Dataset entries

- Opening Delimiter -

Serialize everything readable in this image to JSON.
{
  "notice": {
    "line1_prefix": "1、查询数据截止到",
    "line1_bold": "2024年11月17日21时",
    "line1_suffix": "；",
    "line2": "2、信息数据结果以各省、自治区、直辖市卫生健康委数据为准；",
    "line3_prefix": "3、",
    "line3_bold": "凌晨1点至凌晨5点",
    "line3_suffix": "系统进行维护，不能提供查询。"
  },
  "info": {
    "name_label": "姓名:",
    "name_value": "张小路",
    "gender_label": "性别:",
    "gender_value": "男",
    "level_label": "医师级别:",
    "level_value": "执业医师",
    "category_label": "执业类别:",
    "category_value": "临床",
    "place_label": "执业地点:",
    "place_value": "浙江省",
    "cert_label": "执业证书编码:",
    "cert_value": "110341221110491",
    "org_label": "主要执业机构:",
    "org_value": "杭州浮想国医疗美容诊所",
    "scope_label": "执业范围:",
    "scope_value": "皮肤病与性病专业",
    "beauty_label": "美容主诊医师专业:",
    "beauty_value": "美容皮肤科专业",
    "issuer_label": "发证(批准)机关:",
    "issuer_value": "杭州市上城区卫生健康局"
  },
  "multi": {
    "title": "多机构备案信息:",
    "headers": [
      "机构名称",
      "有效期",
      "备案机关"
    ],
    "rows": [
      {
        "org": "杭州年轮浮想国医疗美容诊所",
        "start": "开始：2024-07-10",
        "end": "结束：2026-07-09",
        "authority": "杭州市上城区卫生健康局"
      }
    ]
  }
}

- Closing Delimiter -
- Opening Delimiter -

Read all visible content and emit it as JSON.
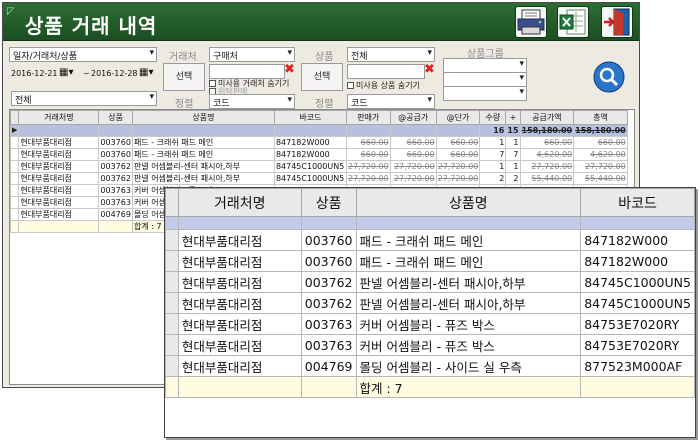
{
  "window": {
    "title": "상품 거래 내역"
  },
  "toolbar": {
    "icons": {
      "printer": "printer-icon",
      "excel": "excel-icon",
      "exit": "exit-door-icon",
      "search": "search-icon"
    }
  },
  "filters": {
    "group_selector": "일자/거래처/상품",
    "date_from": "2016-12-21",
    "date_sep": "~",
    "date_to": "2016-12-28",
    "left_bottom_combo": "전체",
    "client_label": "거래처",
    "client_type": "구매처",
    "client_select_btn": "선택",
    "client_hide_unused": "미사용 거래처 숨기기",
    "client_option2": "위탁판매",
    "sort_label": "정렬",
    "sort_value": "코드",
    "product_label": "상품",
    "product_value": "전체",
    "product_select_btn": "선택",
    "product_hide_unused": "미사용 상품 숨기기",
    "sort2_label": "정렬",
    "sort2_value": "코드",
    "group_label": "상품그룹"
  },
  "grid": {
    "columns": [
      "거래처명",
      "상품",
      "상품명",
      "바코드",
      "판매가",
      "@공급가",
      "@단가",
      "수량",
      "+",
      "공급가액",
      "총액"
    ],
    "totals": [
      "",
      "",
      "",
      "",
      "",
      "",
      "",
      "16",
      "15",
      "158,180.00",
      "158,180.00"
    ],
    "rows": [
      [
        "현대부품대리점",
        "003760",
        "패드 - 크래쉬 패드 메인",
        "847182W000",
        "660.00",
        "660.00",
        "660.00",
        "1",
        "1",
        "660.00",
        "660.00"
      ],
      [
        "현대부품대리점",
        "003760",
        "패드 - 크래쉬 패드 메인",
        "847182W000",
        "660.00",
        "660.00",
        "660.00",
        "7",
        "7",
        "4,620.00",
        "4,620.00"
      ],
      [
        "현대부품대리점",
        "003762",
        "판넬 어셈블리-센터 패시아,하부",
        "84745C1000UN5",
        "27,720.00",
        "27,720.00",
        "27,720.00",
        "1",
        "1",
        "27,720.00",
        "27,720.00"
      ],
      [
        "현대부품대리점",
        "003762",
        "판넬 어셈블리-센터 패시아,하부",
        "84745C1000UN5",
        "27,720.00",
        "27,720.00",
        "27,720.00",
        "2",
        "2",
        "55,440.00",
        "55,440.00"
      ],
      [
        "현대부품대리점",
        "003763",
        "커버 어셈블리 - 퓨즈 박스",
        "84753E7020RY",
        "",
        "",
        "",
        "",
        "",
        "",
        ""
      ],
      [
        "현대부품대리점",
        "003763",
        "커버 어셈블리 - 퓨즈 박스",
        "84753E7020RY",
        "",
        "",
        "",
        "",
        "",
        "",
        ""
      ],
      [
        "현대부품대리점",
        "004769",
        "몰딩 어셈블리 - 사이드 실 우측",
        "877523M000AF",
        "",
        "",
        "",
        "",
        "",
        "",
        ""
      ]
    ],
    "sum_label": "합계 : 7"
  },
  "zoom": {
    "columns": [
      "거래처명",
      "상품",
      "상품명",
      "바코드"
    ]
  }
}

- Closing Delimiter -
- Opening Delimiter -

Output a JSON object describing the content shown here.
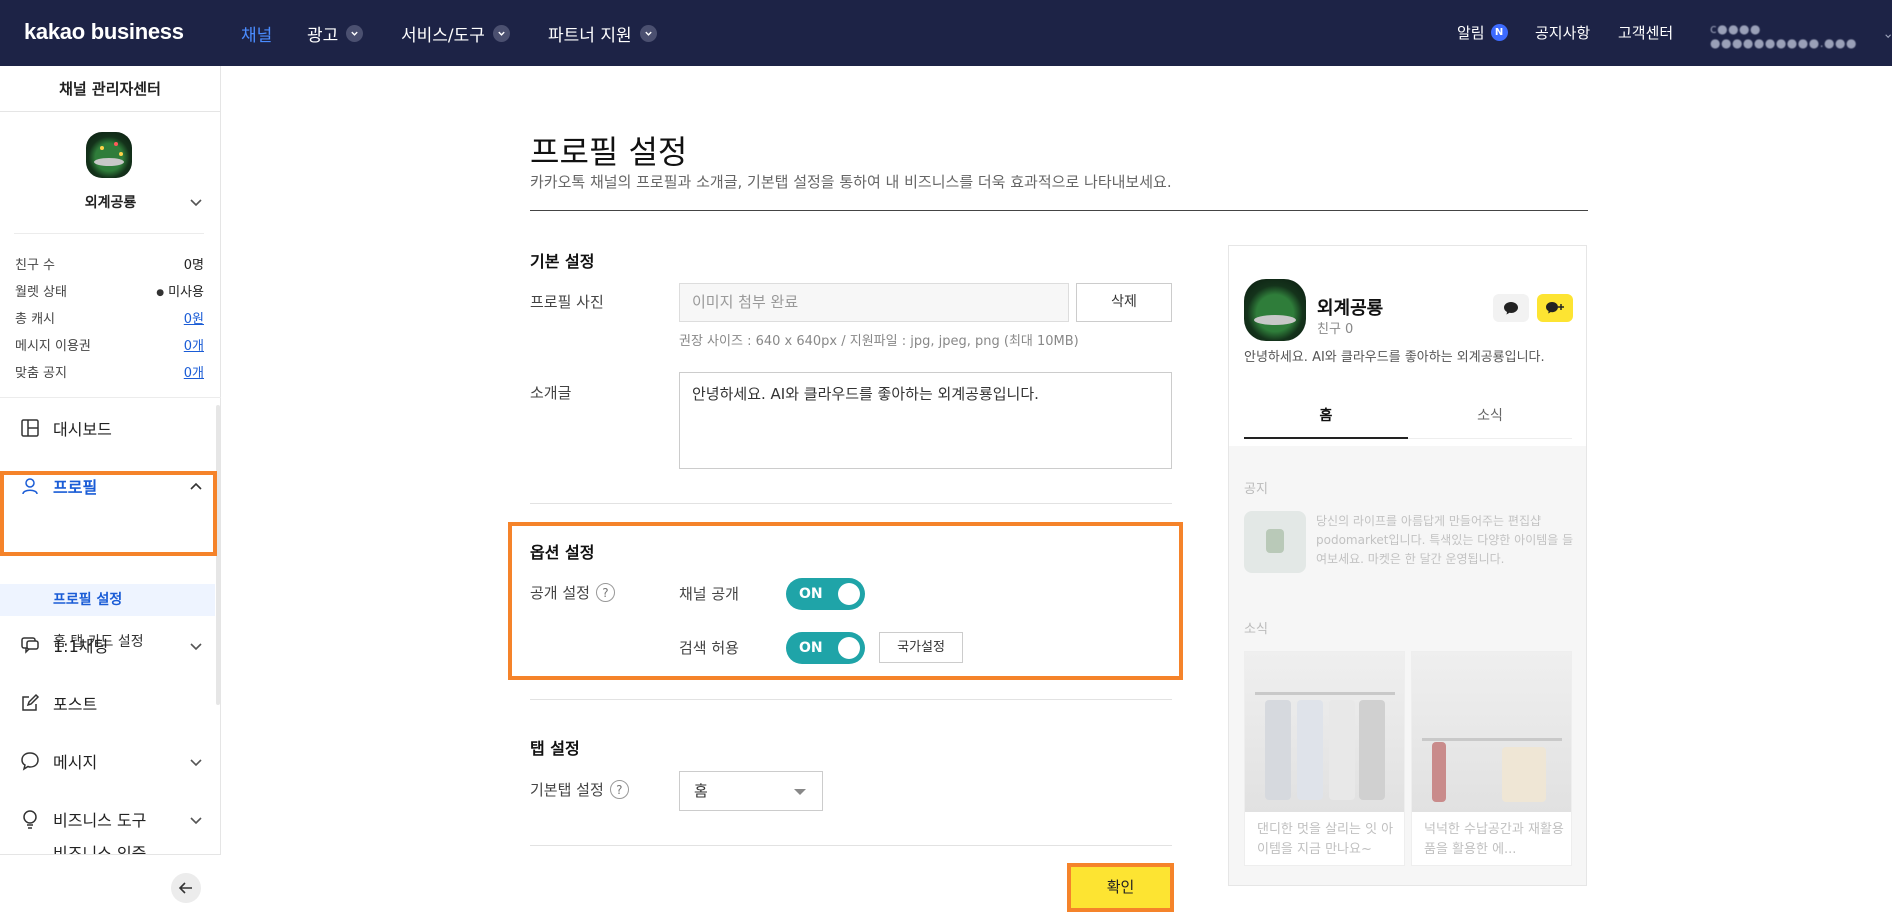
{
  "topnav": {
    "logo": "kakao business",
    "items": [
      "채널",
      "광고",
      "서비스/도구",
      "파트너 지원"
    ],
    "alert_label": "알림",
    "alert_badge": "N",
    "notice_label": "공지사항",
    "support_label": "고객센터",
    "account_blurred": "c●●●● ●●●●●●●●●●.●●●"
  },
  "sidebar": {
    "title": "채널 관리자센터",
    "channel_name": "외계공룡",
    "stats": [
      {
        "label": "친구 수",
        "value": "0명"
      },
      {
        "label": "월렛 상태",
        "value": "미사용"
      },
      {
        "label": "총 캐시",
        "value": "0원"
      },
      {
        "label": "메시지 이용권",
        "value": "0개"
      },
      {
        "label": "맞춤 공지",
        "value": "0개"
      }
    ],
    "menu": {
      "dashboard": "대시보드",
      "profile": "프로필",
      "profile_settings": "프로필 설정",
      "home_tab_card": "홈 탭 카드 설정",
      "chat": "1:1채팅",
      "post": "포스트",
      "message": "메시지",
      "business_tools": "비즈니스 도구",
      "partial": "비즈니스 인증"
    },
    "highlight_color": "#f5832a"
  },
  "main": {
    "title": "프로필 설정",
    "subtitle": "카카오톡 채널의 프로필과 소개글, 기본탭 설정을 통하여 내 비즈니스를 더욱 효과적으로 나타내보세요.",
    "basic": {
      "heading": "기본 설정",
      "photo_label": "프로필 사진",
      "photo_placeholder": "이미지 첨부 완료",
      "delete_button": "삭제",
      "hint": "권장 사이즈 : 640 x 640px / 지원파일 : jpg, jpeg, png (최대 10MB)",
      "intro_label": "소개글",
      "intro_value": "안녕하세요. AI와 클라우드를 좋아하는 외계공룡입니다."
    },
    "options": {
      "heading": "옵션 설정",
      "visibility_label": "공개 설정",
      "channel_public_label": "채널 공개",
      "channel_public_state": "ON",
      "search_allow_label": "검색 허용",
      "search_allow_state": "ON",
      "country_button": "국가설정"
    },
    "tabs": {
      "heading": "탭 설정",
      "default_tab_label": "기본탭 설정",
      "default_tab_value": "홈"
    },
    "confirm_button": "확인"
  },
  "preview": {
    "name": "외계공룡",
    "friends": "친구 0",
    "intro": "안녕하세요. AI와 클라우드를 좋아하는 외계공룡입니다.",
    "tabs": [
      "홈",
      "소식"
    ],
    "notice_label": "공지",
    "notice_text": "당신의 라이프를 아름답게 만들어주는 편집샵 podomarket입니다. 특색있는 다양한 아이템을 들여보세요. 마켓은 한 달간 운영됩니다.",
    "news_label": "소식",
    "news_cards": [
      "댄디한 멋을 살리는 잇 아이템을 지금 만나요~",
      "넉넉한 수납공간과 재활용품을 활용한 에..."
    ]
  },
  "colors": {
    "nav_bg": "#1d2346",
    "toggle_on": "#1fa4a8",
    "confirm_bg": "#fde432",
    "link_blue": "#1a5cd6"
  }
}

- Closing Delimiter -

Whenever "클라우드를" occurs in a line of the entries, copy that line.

RESPONSE TO THE TASK:
      "intro_value": "안녕하세요. AI와 클라우드를 좋아하는 외계공룡입니다."
    "intro": "안녕하세요. AI와 클라우드를 좋아하는 외계공룡입니다.",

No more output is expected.